Photo:  Rebecca Jefferis Williamson and Paul Rios by Anselmo Ruiz-Nevarez

June 25, 2017 (Lakeside) -- “You talk to Martians?”  That’s a question Lakeside Amateur Radio Club chairman KC6QLS said they have been asked. He and the club members were setting up, from antennas to canopies, for Field Day on June 23.   Field day is ham radio’s open house, so to speak, and runs from June 24-25.  KC6QLS followed up with the answer “They’re not answering.” Part and parcel for what they get asked.

According to The National Association for Amateur Radio, ARRL or Amateur Radio Relay League is behind Field Day. “Every June, more than 40,000 hams throughout North America set up temporary transmitting stations in public places to demonstrate ham radio's science, skill and service to our communities and our nation. It combines public service, emergency preparedness, community outreach, and technical skills all in a single event. Field Day has been an annual event since 1933, and remains the most popular event in ham radio.”

By the way, KC6QLS is the call sign Paul Rios goes by. His wife, Ann, is KC6TBG.   Another club member, Mike Maston (pictured on the ham radio at right), is known as M60PH.  The club’s call sign is K6LKS. Call signs are allocated to amateur radio operators around the world and used to legally identity the station or operator. 

Martian jokes aside, the Lakeside Amateur Radio Club, comprised of 60 members, provides a very serious service to the community of Lakeside and beyond. They relay information and news to the Lakeside Fire Department, plus more, during emergencies.  In fact, the Lakeside Fire Department station, on Lakeside Avenue, is so connected to the club that it provided a home for the club in its annex. The annex is where they were holding their 7th Field Day.

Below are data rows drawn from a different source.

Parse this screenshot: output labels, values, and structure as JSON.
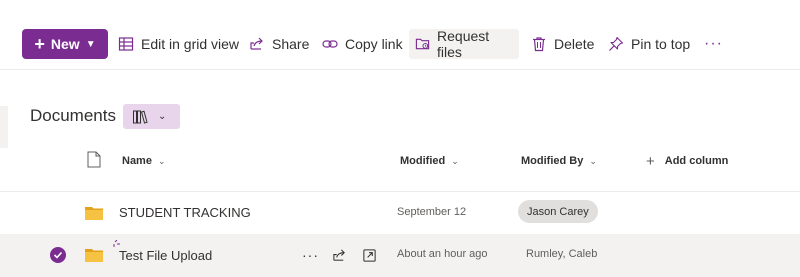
{
  "toolbar": {
    "new_label": "New",
    "edit_grid_label": "Edit in grid view",
    "share_label": "Share",
    "copy_link_label": "Copy link",
    "request_files_label": "Request files",
    "delete_label": "Delete",
    "pin_label": "Pin to top",
    "more_label": "···"
  },
  "library": {
    "title": "Documents"
  },
  "columns": {
    "name": "Name",
    "modified": "Modified",
    "modified_by": "Modified By",
    "add_column": "Add column"
  },
  "rows": [
    {
      "name": "STUDENT TRACKING",
      "modified": "September 12",
      "modified_by": "Jason Carey",
      "selected": false
    },
    {
      "name": "Test File Upload",
      "modified": "About an hour ago",
      "modified_by": "Rumley, Caleb",
      "selected": true,
      "more": "···"
    }
  ],
  "colors": {
    "accent": "#7b2c90",
    "folder": "#f5c242",
    "selected_row": "#f3f2f1",
    "view_switch_bg": "#e8d5ec"
  }
}
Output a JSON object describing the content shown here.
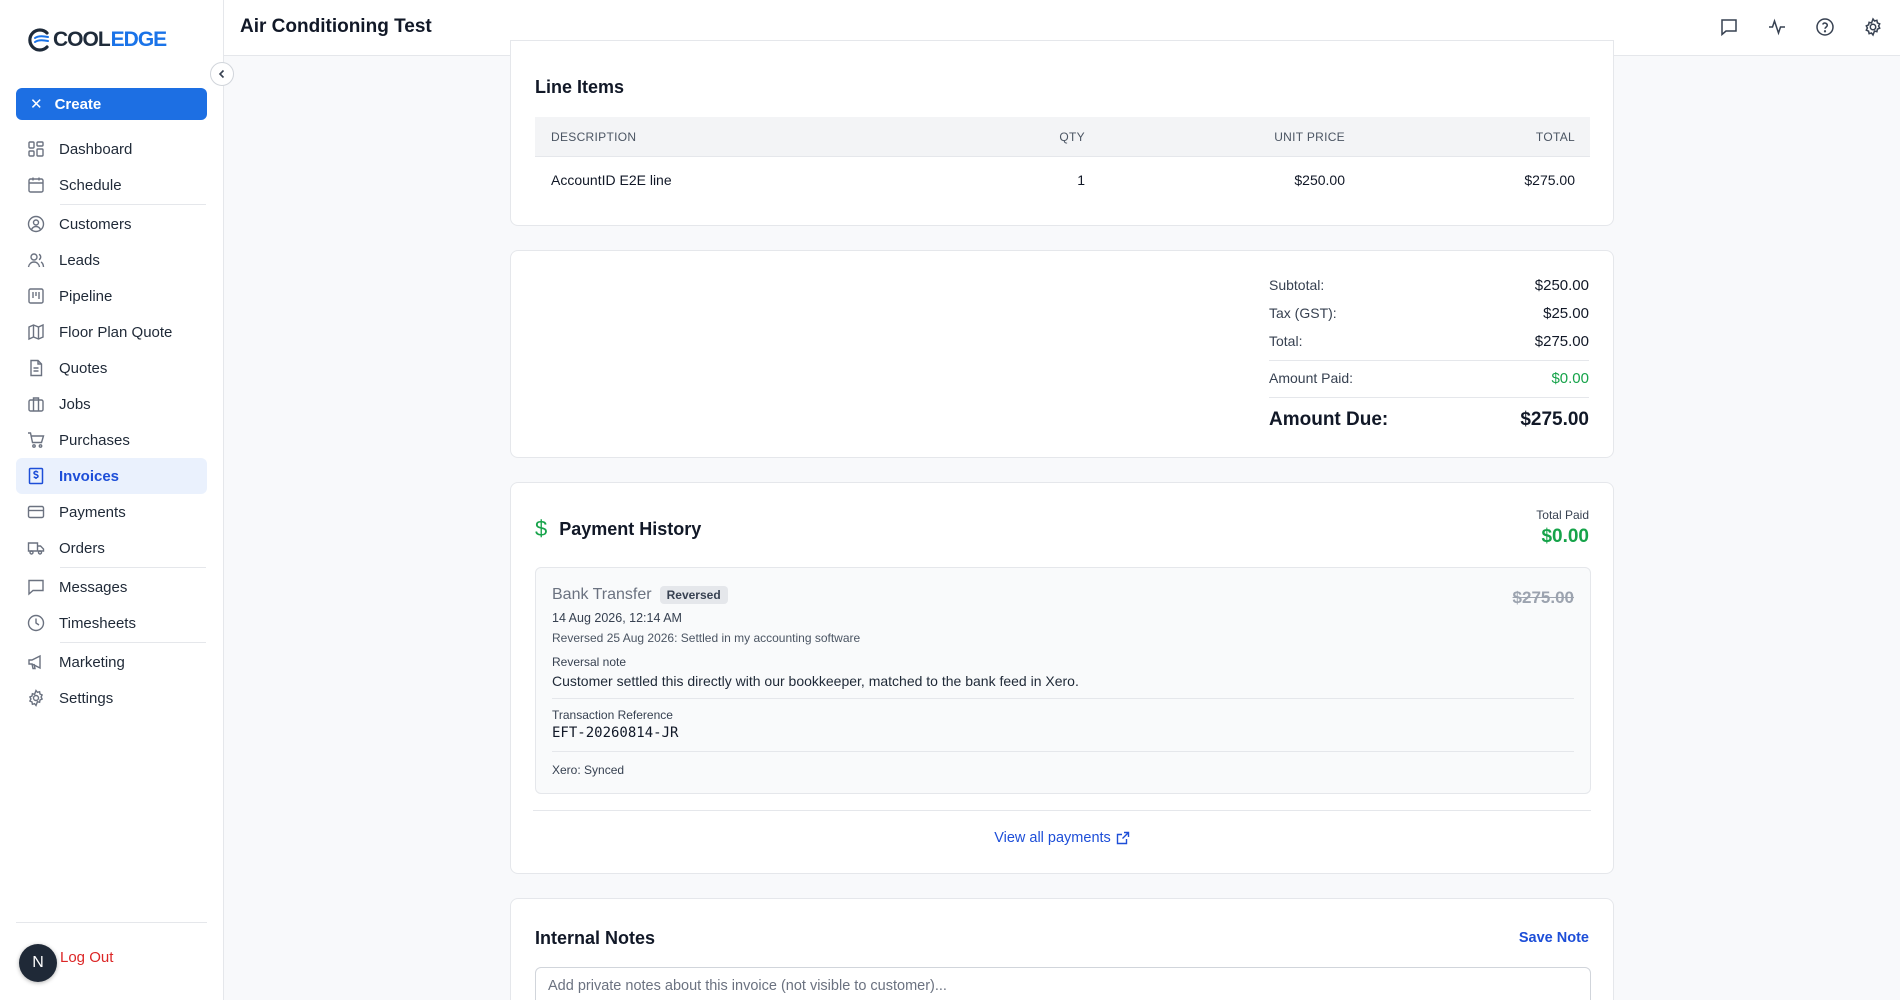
{
  "brand": {
    "part1": "COOL",
    "part2": "EDGE"
  },
  "header": {
    "title": "Air Conditioning Test"
  },
  "sidebar": {
    "create_label": "Create",
    "items": [
      {
        "label": "Dashboard",
        "icon": "dashboard-icon"
      },
      {
        "label": "Schedule",
        "icon": "calendar-icon"
      },
      {
        "label": "Customers",
        "icon": "user-circle-icon"
      },
      {
        "label": "Leads",
        "icon": "users-icon"
      },
      {
        "label": "Pipeline",
        "icon": "kanban-icon"
      },
      {
        "label": "Floor Plan Quote",
        "icon": "map-icon"
      },
      {
        "label": "Quotes",
        "icon": "document-icon"
      },
      {
        "label": "Jobs",
        "icon": "briefcase-icon"
      },
      {
        "label": "Purchases",
        "icon": "cart-icon"
      },
      {
        "label": "Invoices",
        "icon": "invoice-icon",
        "active": true
      },
      {
        "label": "Payments",
        "icon": "credit-card-icon"
      },
      {
        "label": "Orders",
        "icon": "truck-icon"
      },
      {
        "label": "Messages",
        "icon": "chat-icon"
      },
      {
        "label": "Timesheets",
        "icon": "clock-icon"
      },
      {
        "label": "Marketing",
        "icon": "megaphone-icon"
      },
      {
        "label": "Settings",
        "icon": "gear-icon"
      }
    ],
    "avatar_initial": "N",
    "logout_label": "Log Out"
  },
  "line_items": {
    "title": "Line Items",
    "columns": [
      "DESCRIPTION",
      "QTY",
      "UNIT PRICE",
      "TOTAL"
    ],
    "rows": [
      {
        "description": "AccountID E2E line",
        "qty": "1",
        "unit_price": "$250.00",
        "total": "$275.00"
      }
    ]
  },
  "totals": {
    "subtotal_label": "Subtotal:",
    "subtotal": "$250.00",
    "tax_label": "Tax (GST):",
    "tax": "$25.00",
    "total_label": "Total:",
    "total": "$275.00",
    "paid_label": "Amount Paid:",
    "paid": "$0.00",
    "due_label": "Amount Due:",
    "due": "$275.00"
  },
  "payment_history": {
    "title": "Payment History",
    "total_paid_label": "Total Paid",
    "total_paid": "$0.00",
    "entry": {
      "method": "Bank Transfer",
      "badge": "Reversed",
      "amount": "$275.00",
      "date": "14 Aug 2026, 12:14 AM",
      "reversed_info": "Reversed 25 Aug 2026: Settled in my accounting software",
      "reversal_note_label": "Reversal note",
      "reversal_note": "Customer settled this directly with our bookkeeper, matched to the bank feed in Xero.",
      "txn_ref_label": "Transaction Reference",
      "txn_ref": "EFT-20260814-JR",
      "xero_status": "Xero: Synced"
    },
    "view_all_label": "View all payments"
  },
  "notes": {
    "title": "Internal Notes",
    "save_label": "Save Note",
    "placeholder": "Add private notes about this invoice (not visible to customer)...",
    "value": ""
  },
  "colors": {
    "accent": "#1d6fe3",
    "success": "#16a34a",
    "danger": "#dc2626"
  }
}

Using the right emotional delivery and verbiage in their transmissions to first responders is of tantamount importance. Rios said if something is relayed to them, it is relayed the exact same way along the lines of communication. Rios said, “We have to be very careful and no names of casualties are broadcast. Exactly what the fire chief said at one end goes to the other end.”

The club lists its public service work as such:  Lakeside Fire Department- EOC, Lakeside Fire Department-Open House, Lakeside Emergency Net, Lakeside CERT, and amateur radio classes.

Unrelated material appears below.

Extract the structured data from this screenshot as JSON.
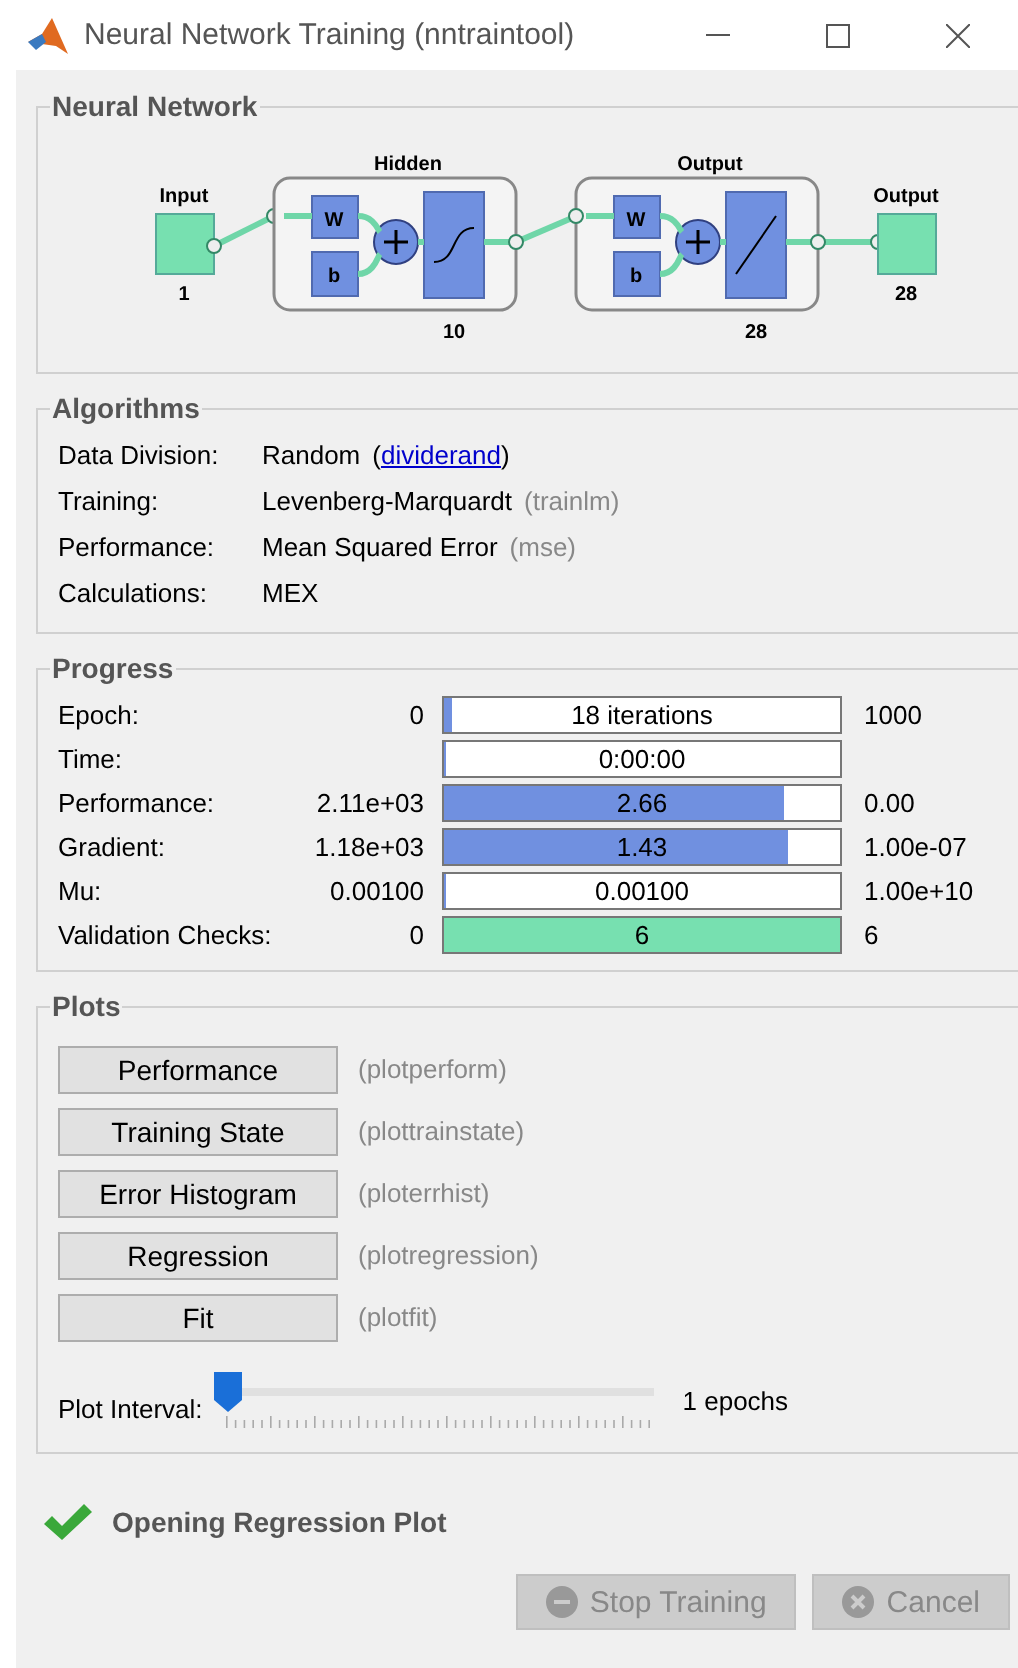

Some of the tools of the trade the club has are an ICom Yaesu radio, maps of the area, a Sioscan atomic digital clock, and note pads to write down pertinent information to be relayed back and forth between hammers, the fire department, and the club members manning their radios.  If a disaster happens, they get busy.

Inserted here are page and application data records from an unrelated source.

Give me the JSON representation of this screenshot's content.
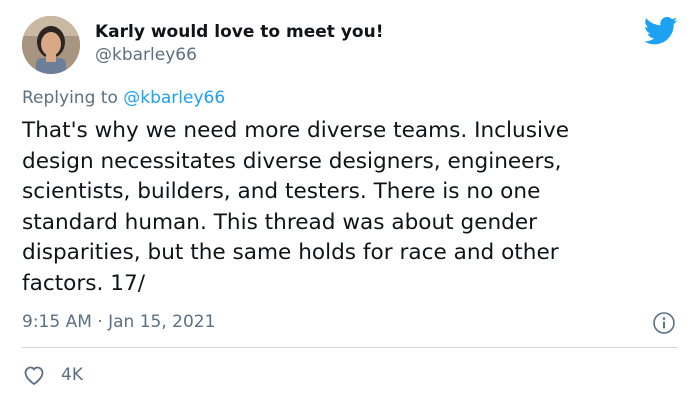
{
  "author": {
    "display_name": "Karly would love to meet you!",
    "handle": "@kbarley66",
    "avatar_icon": "profile-photo"
  },
  "platform_icon": "twitter-bird-icon",
  "reply": {
    "prefix": "Replying to",
    "mention": "@kbarley66"
  },
  "tweet": {
    "lines": [
      "That's why we need more diverse teams. Inclusive",
      "design necessitates diverse designers, engineers,",
      "scientists, builders, and testers. There is no one",
      "standard human. This thread was about gender",
      "disparities, but the same holds for race and other",
      "factors. 17/"
    ]
  },
  "meta": {
    "timestamp": "9:15 AM · Jan 15, 2021",
    "info_icon": "info-icon"
  },
  "actions": {
    "like_icon": "heart-icon",
    "like_count": "4K"
  },
  "colors": {
    "brand": "#1da1f2",
    "text": "#0f1419",
    "secondary": "#5b7083",
    "divider": "#cfd9de"
  }
}
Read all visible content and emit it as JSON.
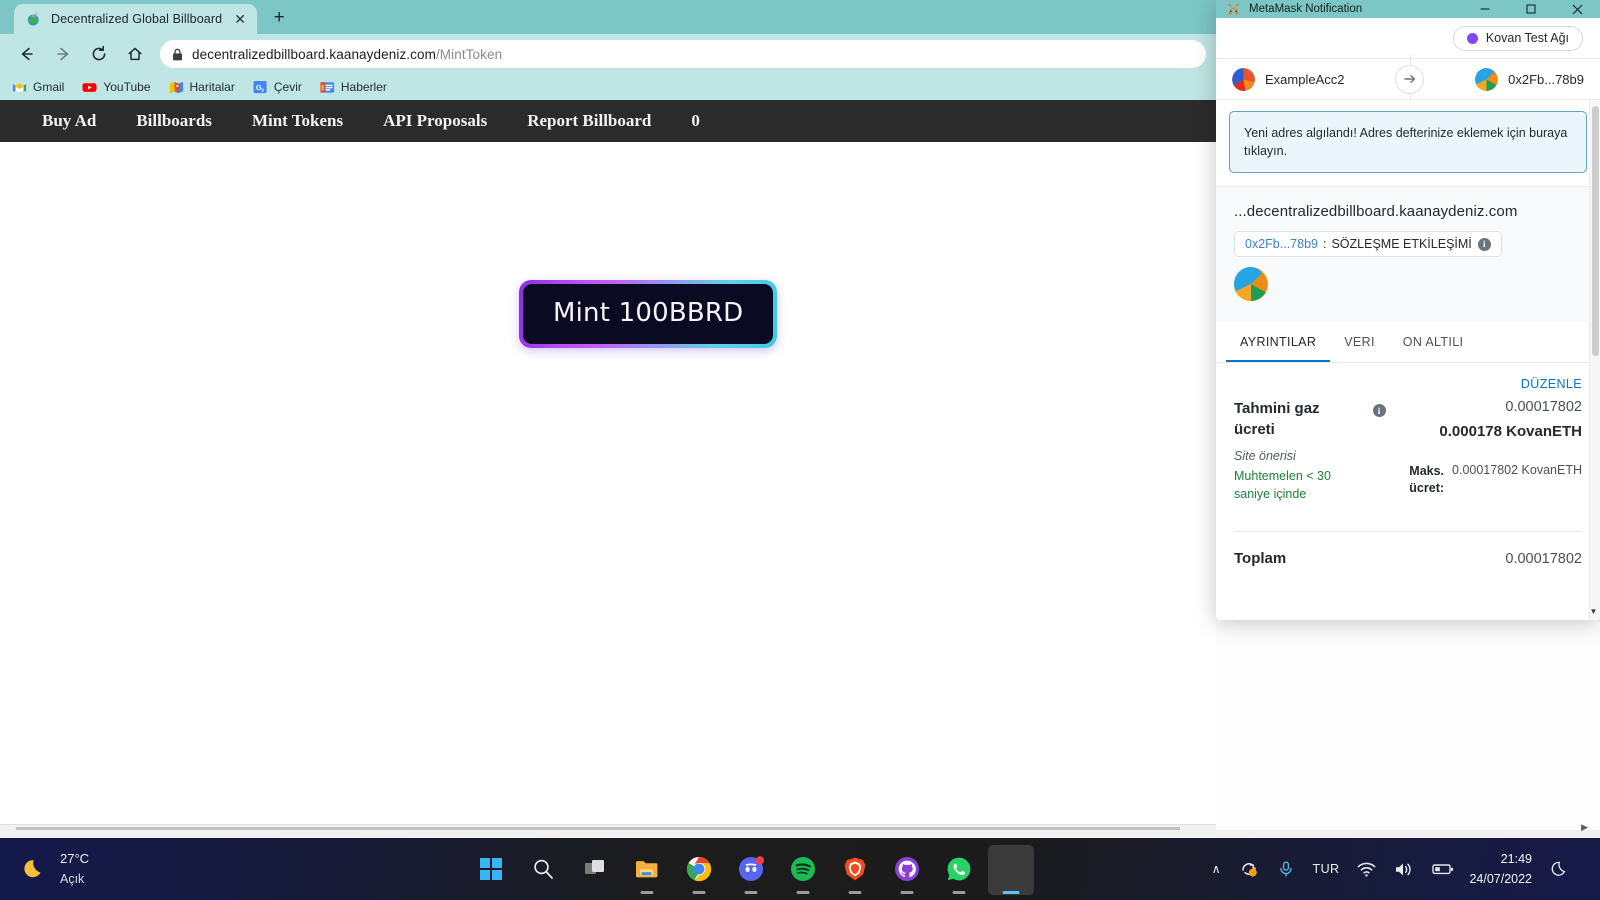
{
  "browser": {
    "tab": {
      "title": "Decentralized Global Billboard",
      "favicon": "globe-icon",
      "close": "✕"
    },
    "newtab_label": "+",
    "nav": {
      "back": "←",
      "forward": "→",
      "reload": "⟳",
      "home": "⌂"
    },
    "omnibox": {
      "lock": "lock-icon",
      "domain": "decentralizedbillboard.kaanaydeniz.com",
      "path": "/MintToken"
    },
    "bookmarks": [
      {
        "label": "Gmail",
        "icon": "gmail-icon"
      },
      {
        "label": "YouTube",
        "icon": "youtube-icon"
      },
      {
        "label": "Haritalar",
        "icon": "maps-icon"
      },
      {
        "label": "Çevir",
        "icon": "translate-icon"
      },
      {
        "label": "Haberler",
        "icon": "news-icon"
      }
    ]
  },
  "site": {
    "nav_items": [
      "Buy Ad",
      "Billboards",
      "Mint Tokens",
      "API Proposals",
      "Report Billboard",
      "0"
    ],
    "mint_button_label": "Mint 100BBRD",
    "colors": {
      "nav_bg": "#2b2b2b",
      "button_fill": "#0a0a23",
      "gradient_start": "#8b2fe0",
      "gradient_end": "#3ec9e6"
    }
  },
  "metamask": {
    "window_title": "MetaMask Notification",
    "window_controls": {
      "minimize": "─",
      "maximize": "□",
      "close": "✕"
    },
    "network": {
      "name": "Kovan Test Ağı",
      "dot_color": "#7e49f3"
    },
    "accounts": {
      "from": "ExampleAcc2",
      "to": "0x2Fb...78b9",
      "arrow": "→"
    },
    "alert": "Yeni adres algılandı! Adres defterinize eklemek için buraya tıklayın.",
    "origin": "...decentralizedbillboard.kaanaydeniz.com",
    "contract": {
      "address": "0x2Fb...78b9",
      "separator": ":",
      "label": "SÖZLEŞME ETKİLEŞİMİ",
      "info": "i"
    },
    "tabs": [
      {
        "label": "AYRINTILAR",
        "active": true
      },
      {
        "label": "VERI",
        "active": false
      },
      {
        "label": "ON ALTILI",
        "active": false
      }
    ],
    "edit_label": "DÜZENLE",
    "gas": {
      "title": "Tahmini gaz ücreti",
      "info": "i",
      "amount": "0.00017802",
      "amount_eth": "0.000178 KovanETH",
      "suggestion_label": "Site önerisi",
      "time_estimate": "Muhtemelen < 30 saniye içinde",
      "max_label": "Maks. ücret:",
      "max_value": "0.00017802 KovanETH"
    },
    "total": {
      "label": "Toplam",
      "value": "0.00017802"
    },
    "scroll_down": "▼"
  },
  "taskbar": {
    "weather": {
      "temp": "27°C",
      "desc": "Açık",
      "icon": "moon-icon"
    },
    "apps": [
      {
        "name": "start-icon",
        "running": false
      },
      {
        "name": "search-icon",
        "running": false
      },
      {
        "name": "task-view-icon",
        "running": false
      },
      {
        "name": "file-explorer-icon",
        "running": true
      },
      {
        "name": "chrome-icon",
        "running": true
      },
      {
        "name": "discord-icon",
        "running": true
      },
      {
        "name": "spotify-icon",
        "running": true
      },
      {
        "name": "brave-icon",
        "running": true
      },
      {
        "name": "github-icon",
        "running": true
      },
      {
        "name": "whatsapp-icon",
        "running": true
      },
      {
        "name": "metamask-icon",
        "running": true
      }
    ],
    "tray": {
      "chevron": "∧",
      "onedrive": "onedrive-sync-icon",
      "mic": "microphone-icon",
      "language": "TUR",
      "wifi": "wifi-icon",
      "volume": "volume-icon",
      "battery": "battery-icon",
      "time": "21:49",
      "date": "24/07/2022",
      "focus": "moon-icon"
    }
  },
  "scrollbars": {
    "page_h_arrow_left": "◀",
    "page_h_arrow_right": "▶"
  }
}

WB Tarleton, lives out of state but has worked with “hammers,” had this to say via Facebook, “Hammers are great. They are included in emergency plans across the country as the last resort for when traditional means of communications (landlines, cell phones, etc.) go down.  They are critical in such plans and take their (volunteer) roles in emergency planning very seriously.  They are also a hell of lot of fun.”

Photo, left:   Gerry Kodad, Scott Schlmutzler, and Simon Pearson prepare the antenna to use for the Lakeside Amateur Radio Club's participation in Field Day 2017. 

Ham radio jokes?  Rios quipped, “What did the antenna say to the wedding party? Thanks for the reception.”

LARC (the Lakeside Amateur Radio Club) holds a Lakeside Emergency Net the second Sunday of every month at 7:00 p.m., 147.765 (-) Offset PL 797.7.

LARC will also be in charge and run the 3rd Annual San Diego Hamfest 2017.  All local ham clubs will be welcome, have button hole “QSO’s” with other hams, ham radio vendors, VE testing, door prizes,”free” antenna friendly parking, speakers, and more on October 7th on the Lakeside Rodeo Grounds.  Visit:  or for more information.